Without the pictures, can you quote each line below exactly?
───
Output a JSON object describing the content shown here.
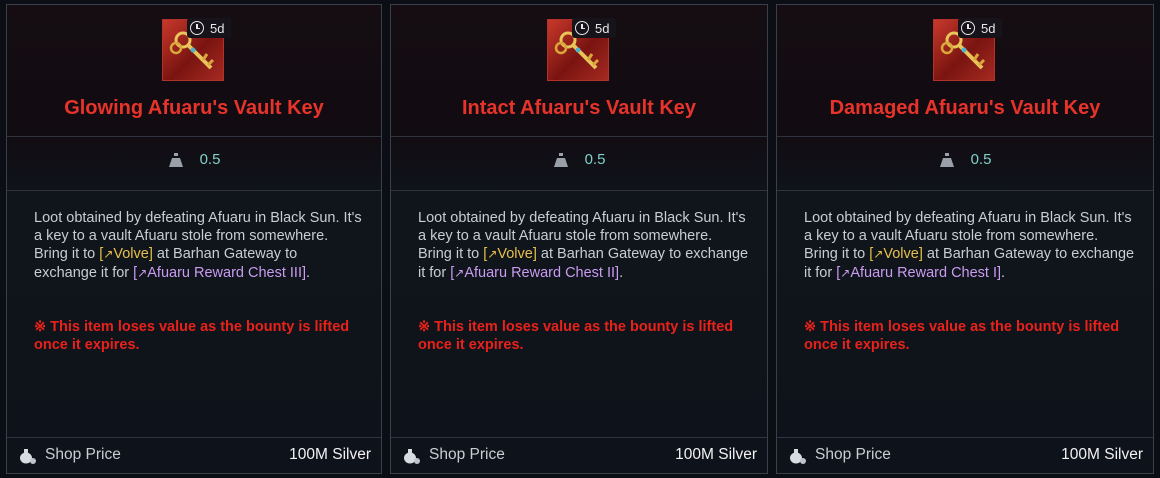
{
  "colors": {
    "title": "#e8332a",
    "weight": "#7fd1c8",
    "npc": "#e6c04a",
    "chest": "#c99cf0",
    "warning": "#e8221a"
  },
  "cards": [
    {
      "timer": "5d",
      "icon": "vault-key-icon",
      "title": "Glowing Afuaru's Vault Key",
      "weight": "0.5",
      "desc_a": "Loot obtained by defeating Afuaru in Black Sun. It's a key to a vault Afuaru stole from somewhere.",
      "bring": "Bring it to",
      "npc": "Volve",
      "at_text": "at Barhan Gateway to exchange it for",
      "chest": "Afuaru Reward Chest III",
      "warning": "※ This item loses value as the bounty is lifted once it expires.",
      "shop_label": "Shop Price",
      "shop_price": "100M Silver"
    },
    {
      "timer": "5d",
      "icon": "vault-key-icon",
      "title": "Intact Afuaru's Vault Key",
      "weight": "0.5",
      "desc_a": "Loot obtained by defeating Afuaru in Black Sun. It's a key to a vault Afuaru stole from somewhere.",
      "bring": "Bring it to",
      "npc": "Volve",
      "at_text": "at Barhan Gateway to exchange it for",
      "chest": "Afuaru Reward Chest II",
      "warning": "※ This item loses value as the bounty is lifted once it expires.",
      "shop_label": "Shop Price",
      "shop_price": "100M Silver"
    },
    {
      "timer": "5d",
      "icon": "vault-key-icon",
      "title": "Damaged Afuaru's Vault Key",
      "weight": "0.5",
      "desc_a": "Loot obtained by defeating Afuaru in Black Sun. It's a key to a vault Afuaru stole from somewhere.",
      "bring": "Bring it to",
      "npc": "Volve",
      "at_text": "at Barhan Gateway to exchange it for",
      "chest": "Afuaru Reward Chest I",
      "warning": "※ This item loses value as the bounty is lifted once it expires.",
      "shop_label": "Shop Price",
      "shop_price": "100M Silver"
    }
  ]
}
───
§ **Task result**
Output a JSON object describing the content shown here.
{
  "colors": {
    "title": "#e8332a",
    "weight": "#7fd1c8",
    "npc": "#e6c04a",
    "chest": "#c99cf0",
    "warning": "#e8221a"
  },
  "cards": [
    {
      "timer": "5d",
      "icon": "vault-key-icon",
      "title": "Glowing Afuaru's Vault Key",
      "weight": "0.5",
      "desc_a": "Loot obtained by defeating Afuaru in Black Sun. It's a key to a vault Afuaru stole from somewhere.",
      "bring": "Bring it to",
      "npc": "Volve",
      "at_text": "at Barhan Gateway to exchange it for",
      "chest": "Afuaru Reward Chest III",
      "warning": "※ This item loses value as the bounty is lifted once it expires.",
      "shop_label": "Shop Price",
      "shop_price": "100M Silver"
    },
    {
      "timer": "5d",
      "icon": "vault-key-icon",
      "title": "Intact Afuaru's Vault Key",
      "weight": "0.5",
      "desc_a": "Loot obtained by defeating Afuaru in Black Sun. It's a key to a vault Afuaru stole from somewhere.",
      "bring": "Bring it to",
      "npc": "Volve",
      "at_text": "at Barhan Gateway to exchange it for",
      "chest": "Afuaru Reward Chest II",
      "warning": "※ This item loses value as the bounty is lifted once it expires.",
      "shop_label": "Shop Price",
      "shop_price": "100M Silver"
    },
    {
      "timer": "5d",
      "icon": "vault-key-icon",
      "title": "Damaged Afuaru's Vault Key",
      "weight": "0.5",
      "desc_a": "Loot obtained by defeating Afuaru in Black Sun. It's a key to a vault Afuaru stole from somewhere.",
      "bring": "Bring it to",
      "npc": "Volve",
      "at_text": "at Barhan Gateway to exchange it for",
      "chest": "Afuaru Reward Chest I",
      "warning": "※ This item loses value as the bounty is lifted once it expires.",
      "shop_label": "Shop Price",
      "shop_price": "100M Silver"
    }
  ]
}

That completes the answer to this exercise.